_What the exercise asks_
An exact, complete copy of the lines below is the expected answer.

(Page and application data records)
_ _ _ _

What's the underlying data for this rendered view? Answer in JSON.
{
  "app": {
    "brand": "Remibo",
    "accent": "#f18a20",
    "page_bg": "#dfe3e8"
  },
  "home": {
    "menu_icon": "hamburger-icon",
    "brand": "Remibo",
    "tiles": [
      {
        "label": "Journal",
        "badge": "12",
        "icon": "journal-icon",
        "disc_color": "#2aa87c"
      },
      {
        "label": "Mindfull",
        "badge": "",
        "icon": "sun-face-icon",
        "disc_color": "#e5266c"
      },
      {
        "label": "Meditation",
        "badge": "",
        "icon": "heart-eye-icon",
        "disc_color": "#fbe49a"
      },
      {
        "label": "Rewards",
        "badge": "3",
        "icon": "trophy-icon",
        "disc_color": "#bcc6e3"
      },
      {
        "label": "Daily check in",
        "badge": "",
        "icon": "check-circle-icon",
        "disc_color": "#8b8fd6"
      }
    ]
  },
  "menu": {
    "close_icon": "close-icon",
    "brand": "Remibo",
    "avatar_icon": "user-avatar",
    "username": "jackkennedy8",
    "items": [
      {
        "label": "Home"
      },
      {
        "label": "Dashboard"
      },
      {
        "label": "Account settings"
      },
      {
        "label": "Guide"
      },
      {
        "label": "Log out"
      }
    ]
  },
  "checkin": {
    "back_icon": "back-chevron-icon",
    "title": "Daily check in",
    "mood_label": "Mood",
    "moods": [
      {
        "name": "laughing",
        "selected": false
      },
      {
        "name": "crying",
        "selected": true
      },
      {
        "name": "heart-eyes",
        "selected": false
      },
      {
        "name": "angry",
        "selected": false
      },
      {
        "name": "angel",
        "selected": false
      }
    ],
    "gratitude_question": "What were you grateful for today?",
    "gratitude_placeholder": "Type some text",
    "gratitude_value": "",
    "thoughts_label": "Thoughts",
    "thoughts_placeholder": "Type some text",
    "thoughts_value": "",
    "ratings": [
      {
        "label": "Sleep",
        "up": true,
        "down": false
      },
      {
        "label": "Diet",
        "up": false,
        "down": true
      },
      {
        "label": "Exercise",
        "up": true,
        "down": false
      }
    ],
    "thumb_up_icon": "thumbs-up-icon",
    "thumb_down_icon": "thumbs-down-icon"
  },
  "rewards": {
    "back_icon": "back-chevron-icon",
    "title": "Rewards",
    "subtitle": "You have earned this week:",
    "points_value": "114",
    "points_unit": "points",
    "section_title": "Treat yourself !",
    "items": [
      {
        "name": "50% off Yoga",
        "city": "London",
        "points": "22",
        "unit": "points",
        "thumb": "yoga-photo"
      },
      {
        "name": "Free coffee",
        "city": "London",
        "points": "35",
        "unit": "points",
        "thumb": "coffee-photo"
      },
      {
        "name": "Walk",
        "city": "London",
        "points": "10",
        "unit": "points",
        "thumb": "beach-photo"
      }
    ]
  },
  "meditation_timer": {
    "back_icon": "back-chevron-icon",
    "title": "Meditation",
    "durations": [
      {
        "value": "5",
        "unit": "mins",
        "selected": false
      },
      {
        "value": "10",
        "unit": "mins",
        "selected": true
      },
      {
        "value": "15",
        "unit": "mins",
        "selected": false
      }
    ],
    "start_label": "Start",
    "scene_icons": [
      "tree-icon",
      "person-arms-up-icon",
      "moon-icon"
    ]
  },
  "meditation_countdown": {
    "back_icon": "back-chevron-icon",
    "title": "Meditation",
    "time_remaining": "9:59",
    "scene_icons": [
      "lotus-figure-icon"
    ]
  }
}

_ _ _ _

_Answer for this exercise_
What's the underlying data for this rendered view? Answer in JSON.
{
  "app": {
    "brand": "Remibo",
    "accent": "#f18a20",
    "page_bg": "#dfe3e8"
  },
  "home": {
    "menu_icon": "hamburger-icon",
    "brand": "Remibo",
    "tiles": [
      {
        "label": "Journal",
        "badge": "12",
        "icon": "journal-icon",
        "disc_color": "#2aa87c"
      },
      {
        "label": "Mindfull",
        "badge": "",
        "icon": "sun-face-icon",
        "disc_color": "#e5266c"
      },
      {
        "label": "Meditation",
        "badge": "",
        "icon": "heart-eye-icon",
        "disc_color": "#fbe49a"
      },
      {
        "label": "Rewards",
        "badge": "3",
        "icon": "trophy-icon",
        "disc_color": "#bcc6e3"
      },
      {
        "label": "Daily check in",
        "badge": "",
        "icon": "check-circle-icon",
        "disc_color": "#8b8fd6"
      }
    ]
  },
  "menu": {
    "close_icon": "close-icon",
    "brand": "Remibo",
    "avatar_icon": "user-avatar",
    "username": "jackkennedy8",
    "items": [
      {
        "label": "Home"
      },
      {
        "label": "Dashboard"
      },
      {
        "label": "Account settings"
      },
      {
        "label": "Guide"
      },
      {
        "label": "Log out"
      }
    ]
  },
  "checkin": {
    "back_icon": "back-chevron-icon",
    "title": "Daily check in",
    "mood_label": "Mood",
    "moods": [
      {
        "name": "laughing",
        "selected": false
      },
      {
        "name": "crying",
        "selected": true
      },
      {
        "name": "heart-eyes",
        "selected": false
      },
      {
        "name": "angry",
        "selected": false
      },
      {
        "name": "angel",
        "selected": false
      }
    ],
    "gratitude_question": "What were you grateful for today?",
    "gratitude_placeholder": "Type some text",
    "gratitude_value": "",
    "thoughts_label": "Thoughts",
    "thoughts_placeholder": "Type some text",
    "thoughts_value": "",
    "ratings": [
      {
        "label": "Sleep",
        "up": true,
        "down": false
      },
      {
        "label": "Diet",
        "up": false,
        "down": true
      },
      {
        "label": "Exercise",
        "up": true,
        "down": false
      }
    ],
    "thumb_up_icon": "thumbs-up-icon",
    "thumb_down_icon": "thumbs-down-icon"
  },
  "rewards": {
    "back_icon": "back-chevron-icon",
    "title": "Rewards",
    "subtitle": "You have earned this week:",
    "points_value": "114",
    "points_unit": "points",
    "section_title": "Treat yourself !",
    "items": [
      {
        "name": "50% off Yoga",
        "city": "London",
        "points": "22",
        "unit": "points",
        "thumb": "yoga-photo"
      },
      {
        "name": "Free coffee",
        "city": "London",
        "points": "35",
        "unit": "points",
        "thumb": "coffee-photo"
      },
      {
        "name": "Walk",
        "city": "London",
        "points": "10",
        "unit": "points",
        "thumb": "beach-photo"
      }
    ]
  },
  "meditation_timer": {
    "back_icon": "back-chevron-icon",
    "title": "Meditation",
    "durations": [
      {
        "value": "5",
        "unit": "mins",
        "selected": false
      },
      {
        "value": "10",
        "unit": "mins",
        "selected": true
      },
      {
        "value": "15",
        "unit": "mins",
        "selected": false
      }
    ],
    "start_label": "Start",
    "scene_icons": [
      "tree-icon",
      "person-arms-up-icon",
      "moon-icon"
    ]
  },
  "meditation_countdown": {
    "back_icon": "back-chevron-icon",
    "title": "Meditation",
    "time_remaining": "9:59",
    "scene_icons": [
      "lotus-figure-icon"
    ]
  }
}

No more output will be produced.